(Items from a dataset)
────────────────────
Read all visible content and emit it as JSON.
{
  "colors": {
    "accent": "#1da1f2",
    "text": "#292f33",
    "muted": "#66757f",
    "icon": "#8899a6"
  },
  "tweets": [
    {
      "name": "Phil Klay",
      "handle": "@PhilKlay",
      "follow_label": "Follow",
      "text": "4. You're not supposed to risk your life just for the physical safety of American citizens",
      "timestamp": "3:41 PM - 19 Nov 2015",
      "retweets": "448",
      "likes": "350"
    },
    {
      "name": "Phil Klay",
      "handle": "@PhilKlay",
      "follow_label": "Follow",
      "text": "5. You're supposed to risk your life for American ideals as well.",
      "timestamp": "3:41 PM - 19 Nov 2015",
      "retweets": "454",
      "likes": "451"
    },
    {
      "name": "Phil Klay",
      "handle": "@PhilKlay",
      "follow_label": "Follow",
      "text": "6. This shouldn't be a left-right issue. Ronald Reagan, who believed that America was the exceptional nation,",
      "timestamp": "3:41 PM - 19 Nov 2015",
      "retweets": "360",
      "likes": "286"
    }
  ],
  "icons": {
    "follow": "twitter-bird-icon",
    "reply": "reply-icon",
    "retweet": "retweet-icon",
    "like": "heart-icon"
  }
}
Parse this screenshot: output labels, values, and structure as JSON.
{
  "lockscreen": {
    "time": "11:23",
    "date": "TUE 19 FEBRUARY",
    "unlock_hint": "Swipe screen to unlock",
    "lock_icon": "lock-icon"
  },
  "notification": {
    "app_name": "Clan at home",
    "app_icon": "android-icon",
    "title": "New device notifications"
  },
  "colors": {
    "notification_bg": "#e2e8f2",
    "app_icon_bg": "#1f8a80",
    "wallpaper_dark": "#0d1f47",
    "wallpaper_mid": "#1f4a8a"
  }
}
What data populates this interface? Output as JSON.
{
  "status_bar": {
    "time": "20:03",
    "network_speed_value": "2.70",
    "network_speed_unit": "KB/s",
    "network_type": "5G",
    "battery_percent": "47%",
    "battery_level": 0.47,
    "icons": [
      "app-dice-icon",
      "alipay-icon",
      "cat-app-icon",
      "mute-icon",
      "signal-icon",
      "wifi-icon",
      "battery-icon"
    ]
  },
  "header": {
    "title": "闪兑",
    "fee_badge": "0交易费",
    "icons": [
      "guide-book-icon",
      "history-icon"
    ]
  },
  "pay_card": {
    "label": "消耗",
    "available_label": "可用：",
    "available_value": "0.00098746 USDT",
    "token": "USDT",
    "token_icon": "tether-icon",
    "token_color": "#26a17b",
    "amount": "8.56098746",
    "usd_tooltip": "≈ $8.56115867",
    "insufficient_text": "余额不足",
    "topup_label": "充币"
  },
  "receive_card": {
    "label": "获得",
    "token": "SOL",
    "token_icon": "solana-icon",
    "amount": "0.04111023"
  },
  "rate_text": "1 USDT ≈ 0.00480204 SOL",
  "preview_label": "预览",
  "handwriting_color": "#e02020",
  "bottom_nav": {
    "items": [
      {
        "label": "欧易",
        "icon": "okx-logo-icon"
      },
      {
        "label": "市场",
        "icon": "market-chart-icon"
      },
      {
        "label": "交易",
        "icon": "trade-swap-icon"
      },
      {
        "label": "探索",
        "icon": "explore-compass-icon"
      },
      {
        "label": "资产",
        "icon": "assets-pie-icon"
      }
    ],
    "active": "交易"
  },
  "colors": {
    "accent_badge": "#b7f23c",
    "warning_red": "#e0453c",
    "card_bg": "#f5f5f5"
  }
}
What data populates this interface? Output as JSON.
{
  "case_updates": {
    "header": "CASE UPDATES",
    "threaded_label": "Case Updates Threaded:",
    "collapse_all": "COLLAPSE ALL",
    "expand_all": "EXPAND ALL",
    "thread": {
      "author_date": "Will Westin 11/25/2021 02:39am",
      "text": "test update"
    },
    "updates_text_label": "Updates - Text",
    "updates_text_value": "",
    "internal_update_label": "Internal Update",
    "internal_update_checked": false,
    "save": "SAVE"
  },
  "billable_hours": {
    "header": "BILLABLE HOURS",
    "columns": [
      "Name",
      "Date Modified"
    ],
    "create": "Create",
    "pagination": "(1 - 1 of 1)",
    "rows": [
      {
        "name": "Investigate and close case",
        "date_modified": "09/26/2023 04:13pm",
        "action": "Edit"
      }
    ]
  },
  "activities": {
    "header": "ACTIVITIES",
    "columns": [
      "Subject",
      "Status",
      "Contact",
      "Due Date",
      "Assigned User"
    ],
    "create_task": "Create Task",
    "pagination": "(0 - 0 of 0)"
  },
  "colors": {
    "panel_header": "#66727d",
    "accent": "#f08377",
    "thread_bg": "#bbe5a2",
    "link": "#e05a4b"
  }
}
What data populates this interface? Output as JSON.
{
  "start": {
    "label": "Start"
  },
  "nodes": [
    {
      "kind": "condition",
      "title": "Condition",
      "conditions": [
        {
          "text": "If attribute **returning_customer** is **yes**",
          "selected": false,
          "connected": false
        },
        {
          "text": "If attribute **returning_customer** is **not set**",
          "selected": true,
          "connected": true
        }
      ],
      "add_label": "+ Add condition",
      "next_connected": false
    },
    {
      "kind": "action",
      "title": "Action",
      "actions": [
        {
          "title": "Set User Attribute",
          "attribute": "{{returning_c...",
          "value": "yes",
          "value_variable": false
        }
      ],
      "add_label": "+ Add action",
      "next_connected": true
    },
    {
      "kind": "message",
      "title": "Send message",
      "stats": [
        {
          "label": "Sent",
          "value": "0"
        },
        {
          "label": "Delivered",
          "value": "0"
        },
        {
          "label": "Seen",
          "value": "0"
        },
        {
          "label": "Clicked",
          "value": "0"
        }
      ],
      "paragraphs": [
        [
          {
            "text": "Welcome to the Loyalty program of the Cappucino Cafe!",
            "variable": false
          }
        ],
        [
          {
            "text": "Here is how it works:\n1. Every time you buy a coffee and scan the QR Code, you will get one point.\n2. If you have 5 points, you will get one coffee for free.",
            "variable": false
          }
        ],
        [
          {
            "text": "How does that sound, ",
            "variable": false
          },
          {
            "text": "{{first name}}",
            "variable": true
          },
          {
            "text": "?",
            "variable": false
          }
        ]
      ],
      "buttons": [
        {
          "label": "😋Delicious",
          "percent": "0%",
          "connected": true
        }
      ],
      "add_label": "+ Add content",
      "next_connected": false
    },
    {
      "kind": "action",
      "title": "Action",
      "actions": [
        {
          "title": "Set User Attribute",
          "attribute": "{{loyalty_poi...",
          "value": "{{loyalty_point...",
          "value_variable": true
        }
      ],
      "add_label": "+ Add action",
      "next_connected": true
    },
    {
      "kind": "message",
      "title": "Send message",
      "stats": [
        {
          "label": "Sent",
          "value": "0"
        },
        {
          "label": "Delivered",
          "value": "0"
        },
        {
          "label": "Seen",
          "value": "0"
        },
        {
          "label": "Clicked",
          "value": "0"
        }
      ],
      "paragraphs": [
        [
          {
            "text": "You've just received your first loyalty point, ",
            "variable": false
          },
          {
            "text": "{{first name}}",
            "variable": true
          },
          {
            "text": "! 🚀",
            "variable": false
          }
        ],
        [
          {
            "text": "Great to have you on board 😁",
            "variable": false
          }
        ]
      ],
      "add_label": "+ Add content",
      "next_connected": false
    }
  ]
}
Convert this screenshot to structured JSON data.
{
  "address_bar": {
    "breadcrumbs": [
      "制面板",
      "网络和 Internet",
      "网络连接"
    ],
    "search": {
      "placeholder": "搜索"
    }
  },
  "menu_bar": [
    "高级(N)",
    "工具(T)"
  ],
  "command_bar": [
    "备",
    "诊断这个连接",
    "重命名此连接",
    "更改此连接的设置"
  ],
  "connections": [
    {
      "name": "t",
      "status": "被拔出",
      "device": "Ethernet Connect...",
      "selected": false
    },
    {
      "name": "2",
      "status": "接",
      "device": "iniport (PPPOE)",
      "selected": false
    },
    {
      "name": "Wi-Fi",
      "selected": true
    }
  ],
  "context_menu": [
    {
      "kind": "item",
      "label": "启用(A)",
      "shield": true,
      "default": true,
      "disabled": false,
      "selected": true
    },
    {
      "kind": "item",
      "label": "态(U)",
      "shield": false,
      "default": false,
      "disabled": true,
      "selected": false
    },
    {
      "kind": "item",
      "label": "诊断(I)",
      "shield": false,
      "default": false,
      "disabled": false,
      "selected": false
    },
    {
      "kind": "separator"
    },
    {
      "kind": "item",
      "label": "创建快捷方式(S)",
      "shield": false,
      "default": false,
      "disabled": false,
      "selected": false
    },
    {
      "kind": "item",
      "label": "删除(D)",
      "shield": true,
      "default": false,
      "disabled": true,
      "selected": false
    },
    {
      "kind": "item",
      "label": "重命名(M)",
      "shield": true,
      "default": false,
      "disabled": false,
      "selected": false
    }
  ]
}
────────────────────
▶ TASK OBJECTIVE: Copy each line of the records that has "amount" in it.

▶ TASK OUTPUT:
    "amount": "8.56098746",
    "amount": "0.04111023"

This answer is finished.